That issue is the frequent social isolation of Seniors in retirement. Sometimes Boomers are still carrying the responsibility for their own Senior parents. With both generational groups living longer these days, there are new considerations that Boomers will want to include in their retirement planning.
If a retiree is aged 70 or younger, the odds are greater than ever that they could still have at least one living parent. In many cases a retiree has planned to move away from their primary home location after they retire … to a vacation home, to a different country, to a different climate, to a town of a different size. After all, we know that retirement is one of our last times to explore interests that were sidelined during our working years. But. What about that elderly parent who might be left behind or forced to relocate too?
A factor for both Boomers and their parents is that a larger percentage of retirees report being lonely these days.
Recently the National Association of Area Agencies on Aging joined with the AARP Foundation to initiate a campaign to raise awareness about this growing problem — social isolation and loneliness among older Americans.

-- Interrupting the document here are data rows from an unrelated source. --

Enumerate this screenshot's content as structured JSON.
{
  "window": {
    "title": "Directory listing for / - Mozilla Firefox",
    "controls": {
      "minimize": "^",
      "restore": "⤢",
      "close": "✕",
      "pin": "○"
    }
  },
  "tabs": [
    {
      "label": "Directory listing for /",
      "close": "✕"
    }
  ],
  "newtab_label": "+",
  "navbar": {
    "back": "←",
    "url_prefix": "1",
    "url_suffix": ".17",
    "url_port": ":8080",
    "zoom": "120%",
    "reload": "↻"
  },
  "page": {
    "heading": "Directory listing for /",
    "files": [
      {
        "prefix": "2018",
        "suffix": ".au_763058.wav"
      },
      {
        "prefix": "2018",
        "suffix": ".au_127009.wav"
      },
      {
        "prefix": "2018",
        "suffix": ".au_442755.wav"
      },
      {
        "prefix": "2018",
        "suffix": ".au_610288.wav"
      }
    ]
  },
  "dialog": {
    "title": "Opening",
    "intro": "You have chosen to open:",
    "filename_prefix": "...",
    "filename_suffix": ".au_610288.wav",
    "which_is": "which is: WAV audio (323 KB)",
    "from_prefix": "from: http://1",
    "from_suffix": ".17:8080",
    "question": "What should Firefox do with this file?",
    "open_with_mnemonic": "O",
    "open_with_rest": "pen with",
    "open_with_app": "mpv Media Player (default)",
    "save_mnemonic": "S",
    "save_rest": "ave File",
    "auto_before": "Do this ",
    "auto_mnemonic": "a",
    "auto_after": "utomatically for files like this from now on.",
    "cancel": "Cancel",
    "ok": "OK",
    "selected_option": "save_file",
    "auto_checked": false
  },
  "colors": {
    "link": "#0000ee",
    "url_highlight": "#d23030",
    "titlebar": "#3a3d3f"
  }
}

Here is a link to the details about the AARP campaign against social awareness. Recent AARP estimates suggest that up to 40,000,000 American Seniors are frequently lonely. Loneliness has been associated with certain health problems and a hastening of conditions such as memory loss.
Both Boomers and their parents find that it is much more difficult to remain socially connected as they age. This is amplified by relocation to a different town or region where it may be hard to find ways to meet other people and start over again with friendships.
Charlottesville’s Weldon Cooper Center for Public Service researches many aspects of demographics both locally and nationally. They estimate that more than 20 percent of Seniors in the Greater Charlottesville region live alone, and that percentage will be growing.
As we age, many people become overwhelmed with new situations. Moving makes it that much harder. Seniors must locate new doctors and financial institutions, new stores and new streets to learn, and this may lead to their decision to simply stay home alone more. If the retiree develops medical problems, hearing limitations, social anxiety or memory loss, they are more apt to isolate themselves by default. This isolation problem can become the responsibility of a Boomer who has a retired parent as well. Medical emergencies or chronic health conditions can exacerbate the isolation too.
Most studies have shown that humans need meaningful ongoing relationships with other people. We need to make sure that we remain connected socially and that we help our elderly relatives to remain connected too. As I write this it is the holiday season, and this is a great time to take advantage of likely family gatherings to begin a dialogue about how retirement planning will take into account all of the generational needs of the family.
In Charlottesville, the Jefferson Area Board of Aging (JABA) offers many services that can help Seniors in many ways. JABA offers programs and services for the elderly, for caregivers of the elderly, for connections to medical services, and JABA also sponsors social programs to encourage interactions among the elderly.
So while it is exciting to plan for our own retirement days, it also pays for a pre-tiree to consider his/her own possible social challenges in relocation, as well as any likelihood that the pre-tiree could also have the responsibility of a parent who may face isolation as well. As we age we all know that there will be losses…. hearing, vision, independence, physical mobility, friendships, … and we need to plan ahead to assure that social isolation doesn’t add to those losses.